By: Megan Sutton Howard, DVM (Head of Oncology)
Oral cancer in dogs is fairly common in dogs and a variety of benign and malignant tumors can be found in the mouth. The most common benign tumors are papillomas (wart-like masses) and epulides that arise from the periodontal ligament (the connective tissue that attaches the teeth to the underlying bone). The most common malignant tumors are melanomas (tumors of pigment-making cells), squamous cell carcinomas (tumors arising from the lining of the oral cavity) and fibrosarcomas (tumors arising from connective tissue). Tumors can arise anywhere in the mouth but are most commonly found on the gums of the upper or lower jaws.
Signs concerning for oral cancer include difficulty eating, slow eating or dropping food, weight loss, excessive salivation or blood in the saliva, a rotten odor from the mouth, facial swelling or disfiguration or finding a mass in the mouth. If you note any of these signs in your pet, you should see your veterinarian for evaluation. Usually, it is not possible to differentiate the type of tumor based on appearance and a biopsy under anesthesia is typically needed for diagnosis.
Once a diagnosis is made, benign tumors can generally be surgically removed and cured, while malignant tumors usually require more testing before further surgery or treatment is planned. Malignant tumors of the mouth have the potential to metastasize (spread to other areas of the body). Testing for metastasis is called staging and usually involves evaluating lymph nodes and lungs and sometimes the abdomen. Malignant tumors of the mouth also often invade into the underlying bone, so dental x-rays or a CT scan may be required for treatment planning.
Surgery is the ideal treatment for oral tumors that have not metastasized. Because malignant oral tumors can be quite invasive, a successful surgery often requires the removal of underlying bone, which may involve removal of portions of the jaw. Depending on the size and location of the tumor, surgery to completely remove the tumor may not be possible and other treatment options such as radiation therapy or chemotherapy could be considered.
For some oral cancers, such as squamous cell carcinomas or fibrosarcomas, surgery may be curative if the tumor is found early and is in a location where an aggressive surgery can be performed. Other oral tumors, such as melanomas, are unlikely to be cured with surgery. Still, aggressive surgical removal is recommended if possible, as it improves quality of life and extends survival. Oral melanomas often behave aggressively, and even if they can be surgically removed, they frequently metastasize to other parts of the body within 1-2 years or less.

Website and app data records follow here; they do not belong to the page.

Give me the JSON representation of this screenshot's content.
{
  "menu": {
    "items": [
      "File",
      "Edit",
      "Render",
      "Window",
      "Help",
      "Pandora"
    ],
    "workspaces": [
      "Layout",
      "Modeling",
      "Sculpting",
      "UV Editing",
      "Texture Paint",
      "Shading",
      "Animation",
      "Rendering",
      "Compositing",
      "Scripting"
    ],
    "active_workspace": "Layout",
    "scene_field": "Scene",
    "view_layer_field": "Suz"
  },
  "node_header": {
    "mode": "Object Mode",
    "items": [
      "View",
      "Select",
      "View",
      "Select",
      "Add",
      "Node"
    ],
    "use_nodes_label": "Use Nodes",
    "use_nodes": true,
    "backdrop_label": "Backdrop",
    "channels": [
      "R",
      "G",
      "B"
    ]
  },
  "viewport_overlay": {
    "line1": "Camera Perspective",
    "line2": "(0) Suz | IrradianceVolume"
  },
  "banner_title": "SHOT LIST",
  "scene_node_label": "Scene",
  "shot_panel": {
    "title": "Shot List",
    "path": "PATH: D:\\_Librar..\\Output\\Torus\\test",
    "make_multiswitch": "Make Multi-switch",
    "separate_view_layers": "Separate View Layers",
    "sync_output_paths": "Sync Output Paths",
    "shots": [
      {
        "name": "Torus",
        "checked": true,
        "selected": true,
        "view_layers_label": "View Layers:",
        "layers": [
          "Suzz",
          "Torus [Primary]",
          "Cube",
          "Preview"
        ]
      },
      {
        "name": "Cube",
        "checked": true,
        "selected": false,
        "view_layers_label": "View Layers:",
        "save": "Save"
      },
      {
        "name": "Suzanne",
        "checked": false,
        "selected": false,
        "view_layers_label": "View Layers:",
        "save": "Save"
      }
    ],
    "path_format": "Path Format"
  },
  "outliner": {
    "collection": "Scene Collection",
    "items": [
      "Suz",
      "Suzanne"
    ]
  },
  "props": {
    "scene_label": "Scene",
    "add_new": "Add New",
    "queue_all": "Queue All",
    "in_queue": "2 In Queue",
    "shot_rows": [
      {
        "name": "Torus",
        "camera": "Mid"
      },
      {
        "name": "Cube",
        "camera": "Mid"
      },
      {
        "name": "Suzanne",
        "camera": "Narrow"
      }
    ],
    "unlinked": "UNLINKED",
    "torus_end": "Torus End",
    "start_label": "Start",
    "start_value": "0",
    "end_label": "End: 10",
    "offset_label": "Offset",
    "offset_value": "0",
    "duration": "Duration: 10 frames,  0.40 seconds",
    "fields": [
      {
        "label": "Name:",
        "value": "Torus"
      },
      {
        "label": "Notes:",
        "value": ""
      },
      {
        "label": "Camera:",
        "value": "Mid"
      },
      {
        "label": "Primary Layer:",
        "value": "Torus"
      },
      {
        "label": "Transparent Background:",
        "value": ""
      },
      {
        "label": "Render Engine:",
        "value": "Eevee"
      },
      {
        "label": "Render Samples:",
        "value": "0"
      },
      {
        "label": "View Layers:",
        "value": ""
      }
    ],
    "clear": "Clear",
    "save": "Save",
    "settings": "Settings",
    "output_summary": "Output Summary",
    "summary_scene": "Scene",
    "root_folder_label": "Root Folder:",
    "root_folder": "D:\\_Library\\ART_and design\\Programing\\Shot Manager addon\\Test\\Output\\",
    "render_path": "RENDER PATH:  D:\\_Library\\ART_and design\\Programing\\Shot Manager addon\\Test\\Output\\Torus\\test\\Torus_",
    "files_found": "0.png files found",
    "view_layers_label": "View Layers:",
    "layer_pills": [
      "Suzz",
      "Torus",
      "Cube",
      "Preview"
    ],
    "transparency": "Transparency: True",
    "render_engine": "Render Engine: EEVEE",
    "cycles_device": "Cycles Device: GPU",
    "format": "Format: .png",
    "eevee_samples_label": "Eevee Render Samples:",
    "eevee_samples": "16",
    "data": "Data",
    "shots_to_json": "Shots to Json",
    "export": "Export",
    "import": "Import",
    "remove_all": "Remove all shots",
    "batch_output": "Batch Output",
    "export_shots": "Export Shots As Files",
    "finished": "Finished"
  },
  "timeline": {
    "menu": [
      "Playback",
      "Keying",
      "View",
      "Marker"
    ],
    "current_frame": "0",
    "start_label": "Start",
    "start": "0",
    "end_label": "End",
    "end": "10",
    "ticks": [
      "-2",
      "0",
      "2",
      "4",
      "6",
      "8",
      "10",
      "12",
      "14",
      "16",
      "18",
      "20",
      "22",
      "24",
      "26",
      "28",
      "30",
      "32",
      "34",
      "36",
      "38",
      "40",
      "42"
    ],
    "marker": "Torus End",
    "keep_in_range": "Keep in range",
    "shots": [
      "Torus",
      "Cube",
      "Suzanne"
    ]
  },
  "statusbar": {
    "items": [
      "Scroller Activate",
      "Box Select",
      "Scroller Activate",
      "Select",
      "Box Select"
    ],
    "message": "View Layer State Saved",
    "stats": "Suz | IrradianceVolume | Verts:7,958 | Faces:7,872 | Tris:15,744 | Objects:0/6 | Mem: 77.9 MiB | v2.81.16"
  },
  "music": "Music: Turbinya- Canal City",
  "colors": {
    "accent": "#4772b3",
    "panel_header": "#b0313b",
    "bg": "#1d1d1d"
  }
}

Regardless of the type of tumor, patients fare better if the cancer is caught and treated early. For this reason, regular exams and dental procedures through your veterinarian are important. It is also a great idea to brush your dog’s teeth or at least start looking in their mouth regularly. It helps to get them used to oral exams and allows you to find any concerning changes early.

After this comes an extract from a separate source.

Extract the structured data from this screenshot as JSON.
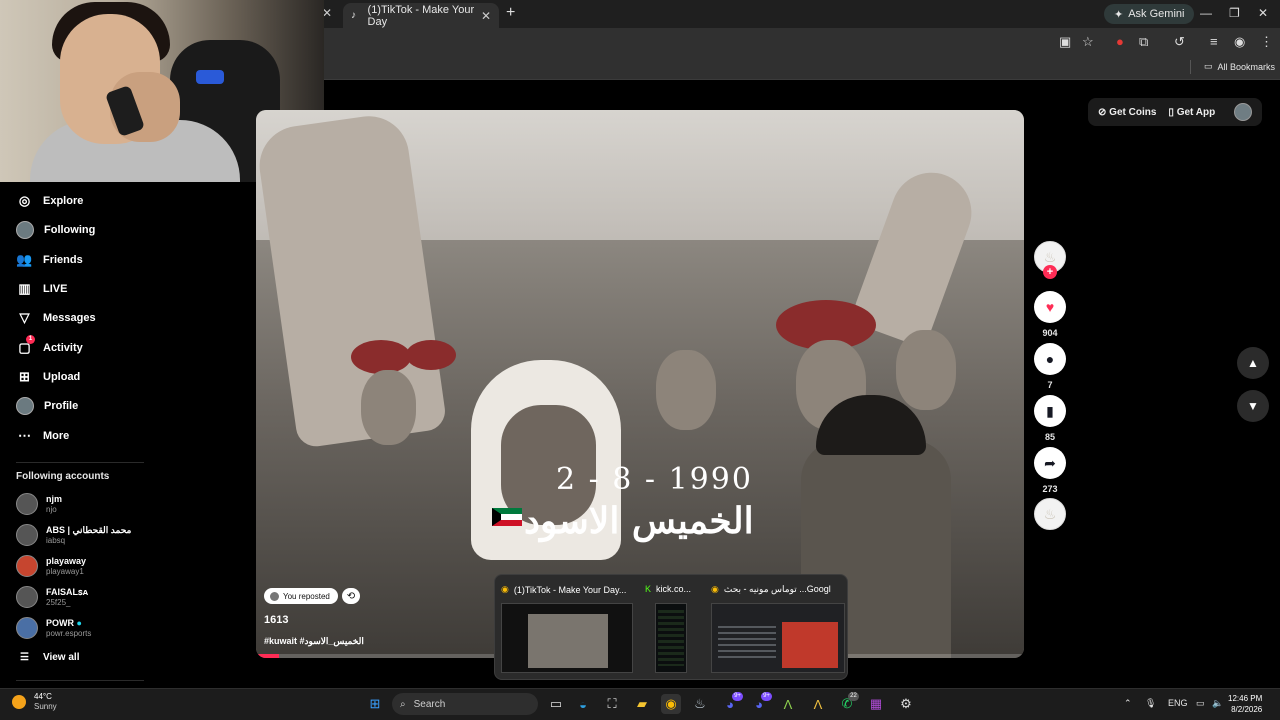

Dr. Sutton Howard is the head of oncology at MissionVet Specialty & Emergency. She graduated from Texas A&M University College of Veterinary Medicine in 2011. She completed her internship at Auburn University then returned to Texas A&M for her residency in medical oncology. Her interests include improving the quality of life for patients with cancer and diagnostic cytology.